Employees at the company’s Vehicle Solutions business unit, in charge of electric vehicles and EV components, will receive a performance bonus worth 455 percent of the basic salary. The unit, which celebrated its 10th anniversary of establishment, witnessed its sales surpass the 10-trillion-won mark for the first time last year.

The company decided to give bonuses of 200 to 300 percent for the Home Entertainment business unit in charge of TVs and 135 to 185 percent for the business-to-business unit.

Samsung Electronics' office building in Gangnam, southern Seoul (Yonhap) Samsung Electronics' office building in Gangnam, southern Seoul (Yonhap)

In the meantime, Samsung Electronics, the nation’s largest company in market capitalization and the world’s largest memory chip maker by revenue, has no plans to pay incentives for the chip business unit that suffered a plunge in profits last year.

“This is the first time that the DS (chip business) division has gotten no OPI incentives since the program was launched in 2000,” a Samsung official said on condition of anonymity.

Samsung’s chip business division used to enjoy hefty incentives worth some 50 percent of salaries every year in recent years. It is rare for its employees to receive zero bonuses. Under its OPI reward program, Samsung uses 20 percent of the firm's excess profits to pay workers up to 50 percent of their salaries every January.

Samsung also runs a target achievement incentive, or TAI, program that offers workers up to 10 percent of their monthly salary as an incentive twice per year.

For last year’s TAI, chip division employees saw their incentives halved to 12.5 percent of their monthly salary in the latter half of last year, when compared to the first half.

Employees at other business divisions will be compensated with modest incentives.

Employees at the Mobile eXperience division responsible for smartphones and mobile gadgets will receive an OPI of about 46 to 50 percent of their yearly salary, while those at the TV division and home appliances division are expected to receive 39 to 43 percent and 10 to 12 percent of their salaries as bonuses.

SK hynix Icheon Campus in Icheon, Gyeonggi Province. (SK hynix) SK hynix Icheon Campus in Icheon, Gyeonggi Province. (SK hynix)

SK hynix, the chipmaking affiliate of SK Group, the country's second-largest conglomerate, decided to give incentives of 2 million won and 15 company stocks to its employees to boost morale despite sluggish sales last year.

In the wake of a severe downturn in the chip industry, the world's second-largest memory chipmaker struggled with losses for four straight quarters until it marked a surprise turnaround in the October-December period of 2023.

For Q4, the chipmaker achieved an operating profit of 346 billion won, and sales of 11.31 trillion won. With the company share standing at around 140,000 won, some 2.1 million won will be offered per person.
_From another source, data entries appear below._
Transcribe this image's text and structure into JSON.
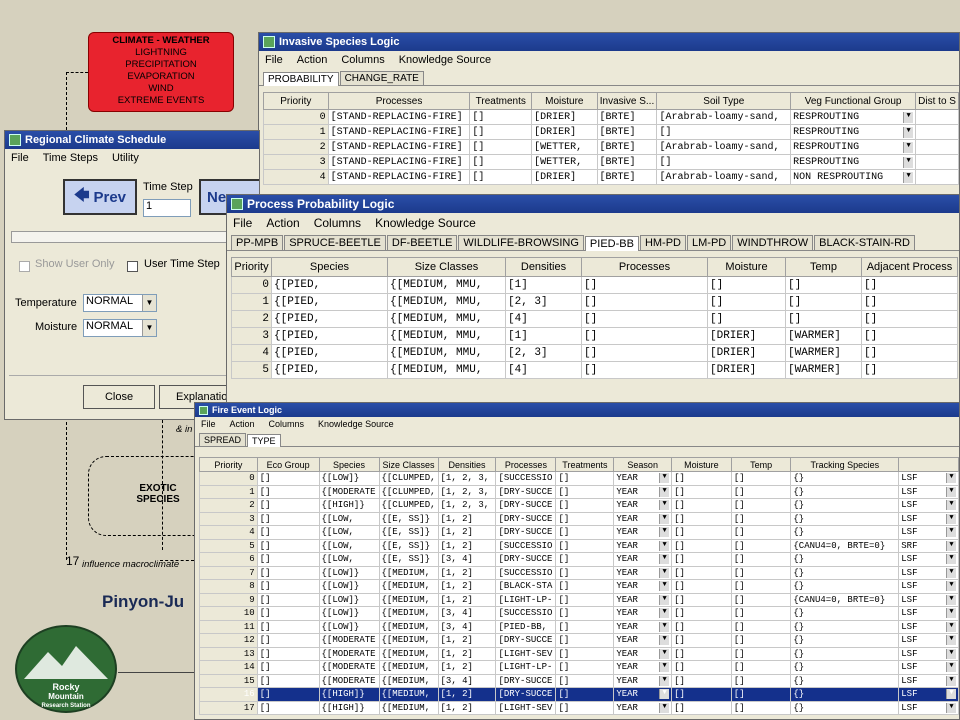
{
  "diagram": {
    "climate_box": {
      "title": "CLIMATE - WEATHER",
      "items": [
        "LIGHTNING",
        "PRECIPITATION",
        "EVAPORATION",
        "WIND",
        "EXTREME EVENTS"
      ]
    },
    "exotic_box": {
      "line1": "EXOTIC",
      "line2": "SPECIES"
    },
    "label_17": "17",
    "label_influence": "influence macroclimate",
    "label_amp": "& in",
    "title": "Pinyon-Ju"
  },
  "invasive": {
    "title": "Invasive Species Logic",
    "menu": [
      "File",
      "Action",
      "Columns",
      "Knowledge Source"
    ],
    "tabs": [
      "PROBABILITY",
      "CHANGE_RATE"
    ],
    "columns": [
      "Priority",
      "Processes",
      "Treatments",
      "Moisture",
      "Invasive S...",
      "Soil Type",
      "Veg Functional Group",
      "Dist to S"
    ],
    "rows": [
      [
        "0",
        "[STAND-REPLACING-FIRE]",
        "[]",
        "[DRIER]",
        "[BRTE]",
        "[Arabrab-loamy-sand,",
        "RESPROUTING",
        ""
      ],
      [
        "1",
        "[STAND-REPLACING-FIRE]",
        "[]",
        "[DRIER]",
        "[BRTE]",
        "[]",
        "RESPROUTING",
        ""
      ],
      [
        "2",
        "[STAND-REPLACING-FIRE]",
        "[]",
        "[WETTER,",
        "[BRTE]",
        "[Arabrab-loamy-sand,",
        "RESPROUTING",
        ""
      ],
      [
        "3",
        "[STAND-REPLACING-FIRE]",
        "[]",
        "[WETTER,",
        "[BRTE]",
        "[]",
        "RESPROUTING",
        ""
      ],
      [
        "4",
        "[STAND-REPLACING-FIRE]",
        "[]",
        "[DRIER]",
        "[BRTE]",
        "[Arabrab-loamy-sand,",
        "NON RESPROUTING",
        ""
      ]
    ]
  },
  "climate": {
    "title": "Regional Climate Schedule",
    "menu": [
      "File",
      "Time Steps",
      "Utility"
    ],
    "prev_label": "Prev",
    "next_label": "Ne",
    "time_step_label": "Time Step",
    "time_step_value": "1",
    "show_user_only": "Show User Only",
    "user_time_step": "User Time Step",
    "temperature_label": "Temperature",
    "temperature_value": "NORMAL",
    "moisture_label": "Moisture",
    "moisture_value": "NORMAL",
    "close_label": "Close",
    "explanation_label": "Explanatio"
  },
  "process": {
    "title": "Process Probability Logic",
    "menu": [
      "File",
      "Action",
      "Columns",
      "Knowledge Source"
    ],
    "tabs": [
      "PP-MPB",
      "SPRUCE-BEETLE",
      "DF-BEETLE",
      "WILDLIFE-BROWSING",
      "PIED-BB",
      "HM-PD",
      "LM-PD",
      "WINDTHROW",
      "BLACK-STAIN-RD"
    ],
    "selected_tab": "PIED-BB",
    "columns": [
      "Priority",
      "Species",
      "Size Classes",
      "Densities",
      "Processes",
      "Moisture",
      "Temp",
      "Adjacent Process"
    ],
    "rows": [
      [
        "0",
        "{[PIED,",
        "{[MEDIUM, MMU,",
        "[1]",
        "[]",
        "[]",
        "[]",
        "[]"
      ],
      [
        "1",
        "{[PIED,",
        "{[MEDIUM, MMU,",
        "[2, 3]",
        "[]",
        "[]",
        "[]",
        "[]"
      ],
      [
        "2",
        "{[PIED,",
        "{[MEDIUM, MMU,",
        "[4]",
        "[]",
        "[]",
        "[]",
        "[]"
      ],
      [
        "3",
        "{[PIED,",
        "{[MEDIUM, MMU,",
        "[1]",
        "[]",
        "[DRIER]",
        "[WARMER]",
        "[]"
      ],
      [
        "4",
        "{[PIED,",
        "{[MEDIUM, MMU,",
        "[2, 3]",
        "[]",
        "[DRIER]",
        "[WARMER]",
        "[]"
      ],
      [
        "5",
        "{[PIED,",
        "{[MEDIUM, MMU,",
        "[4]",
        "[]",
        "[DRIER]",
        "[WARMER]",
        "[]"
      ]
    ]
  },
  "fire": {
    "title": "Fire Event Logic",
    "menu": [
      "File",
      "Action",
      "Columns",
      "Knowledge Source"
    ],
    "tabs": [
      "SPREAD",
      "TYPE"
    ],
    "columns": [
      "Priority",
      "Eco Group",
      "Species",
      "Size Classes",
      "Densities",
      "Processes",
      "Treatments",
      "Season",
      "Moisture",
      "Temp",
      "Tracking Species",
      ""
    ],
    "rows": [
      [
        "0",
        "[]",
        "{[LOW]}",
        "{[CLUMPED,",
        "[1, 2, 3,",
        "[SUCCESSIO",
        "[]",
        "YEAR",
        "[]",
        "[]",
        "{}",
        "LSF"
      ],
      [
        "1",
        "[]",
        "{[MODERATE",
        "{[CLUMPED,",
        "[1, 2, 3,",
        "[DRY-SUCCE",
        "[]",
        "YEAR",
        "[]",
        "[]",
        "{}",
        "LSF"
      ],
      [
        "2",
        "[]",
        "{[HIGH]}",
        "{[CLUMPED,",
        "[1, 2, 3,",
        "[DRY-SUCCE",
        "[]",
        "YEAR",
        "[]",
        "[]",
        "{}",
        "LSF"
      ],
      [
        "3",
        "[]",
        "{[LOW,",
        "{[E, SS]}",
        "[1, 2]",
        "[DRY-SUCCE",
        "[]",
        "YEAR",
        "[]",
        "[]",
        "{}",
        "LSF"
      ],
      [
        "4",
        "[]",
        "{[LOW,",
        "{[E, SS]}",
        "[1, 2]",
        "[DRY-SUCCE",
        "[]",
        "YEAR",
        "[]",
        "[]",
        "{}",
        "LSF"
      ],
      [
        "5",
        "[]",
        "{[LOW,",
        "{[E, SS]}",
        "[1, 2]",
        "[SUCCESSIO",
        "[]",
        "YEAR",
        "[]",
        "[]",
        "{CANU4=0, BRTE=0}",
        "SRF"
      ],
      [
        "6",
        "[]",
        "{[LOW,",
        "{[E, SS]}",
        "[3, 4]",
        "[DRY-SUCCE",
        "[]",
        "YEAR",
        "[]",
        "[]",
        "{}",
        "LSF"
      ],
      [
        "7",
        "[]",
        "{[LOW]}",
        "{[MEDIUM,",
        "[1, 2]",
        "[SUCCESSIO",
        "[]",
        "YEAR",
        "[]",
        "[]",
        "{}",
        "LSF"
      ],
      [
        "8",
        "[]",
        "{[LOW]}",
        "{[MEDIUM,",
        "[1, 2]",
        "[BLACK-STA",
        "[]",
        "YEAR",
        "[]",
        "[]",
        "{}",
        "LSF"
      ],
      [
        "9",
        "[]",
        "{[LOW]}",
        "{[MEDIUM,",
        "[1, 2]",
        "[LIGHT-LP-",
        "[]",
        "YEAR",
        "[]",
        "[]",
        "{CANU4=0, BRTE=0}",
        "LSF"
      ],
      [
        "10",
        "[]",
        "{[LOW]}",
        "{[MEDIUM,",
        "[3, 4]",
        "[SUCCESSIO",
        "[]",
        "YEAR",
        "[]",
        "[]",
        "{}",
        "LSF"
      ],
      [
        "11",
        "[]",
        "{[LOW]}",
        "{[MEDIUM,",
        "[3, 4]",
        "[PIED-BB,",
        "[]",
        "YEAR",
        "[]",
        "[]",
        "{}",
        "LSF"
      ],
      [
        "12",
        "[]",
        "{[MODERATE",
        "{[MEDIUM,",
        "[1, 2]",
        "[DRY-SUCCE",
        "[]",
        "YEAR",
        "[]",
        "[]",
        "{}",
        "LSF"
      ],
      [
        "13",
        "[]",
        "{[MODERATE",
        "{[MEDIUM,",
        "[1, 2]",
        "[LIGHT-SEV",
        "[]",
        "YEAR",
        "[]",
        "[]",
        "{}",
        "LSF"
      ],
      [
        "14",
        "[]",
        "{[MODERATE",
        "{[MEDIUM,",
        "[1, 2]",
        "[LIGHT-LP-",
        "[]",
        "YEAR",
        "[]",
        "[]",
        "{}",
        "LSF"
      ],
      [
        "15",
        "[]",
        "{[MODERATE",
        "{[MEDIUM,",
        "[3, 4]",
        "[DRY-SUCCE",
        "[]",
        "YEAR",
        "[]",
        "[]",
        "{}",
        "LSF"
      ],
      [
        "16",
        "[]",
        "{[HIGH]}",
        "{[MEDIUM,",
        "[1, 2]",
        "[DRY-SUCCE",
        "[]",
        "YEAR",
        "[]",
        "[]",
        "{}",
        "LSF"
      ],
      [
        "17",
        "[]",
        "{[HIGH]}",
        "{[MEDIUM,",
        "[1, 2]",
        "[LIGHT-SEV",
        "[]",
        "YEAR",
        "[]",
        "[]",
        "{}",
        "LSF"
      ]
    ],
    "selected_row": 16
  }
}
The chip giant also doled out productivity incentives amounting to 50 percent of the basic salary to its employees last week.

“We appreciate employees for their efforts during the process of turnaround,” the company said at the time. “We plan to pay PIs (productivity incentives) based on our operating profit ratio confirmed in our final earnings report in January.”

Hyundai Motor Group reportedly has not yet decided on the size of employee incentives. Expectations are high that the carmaker is likely to pay additional special incentives buoyed by record sales of both Hyundai and Kia brands last year.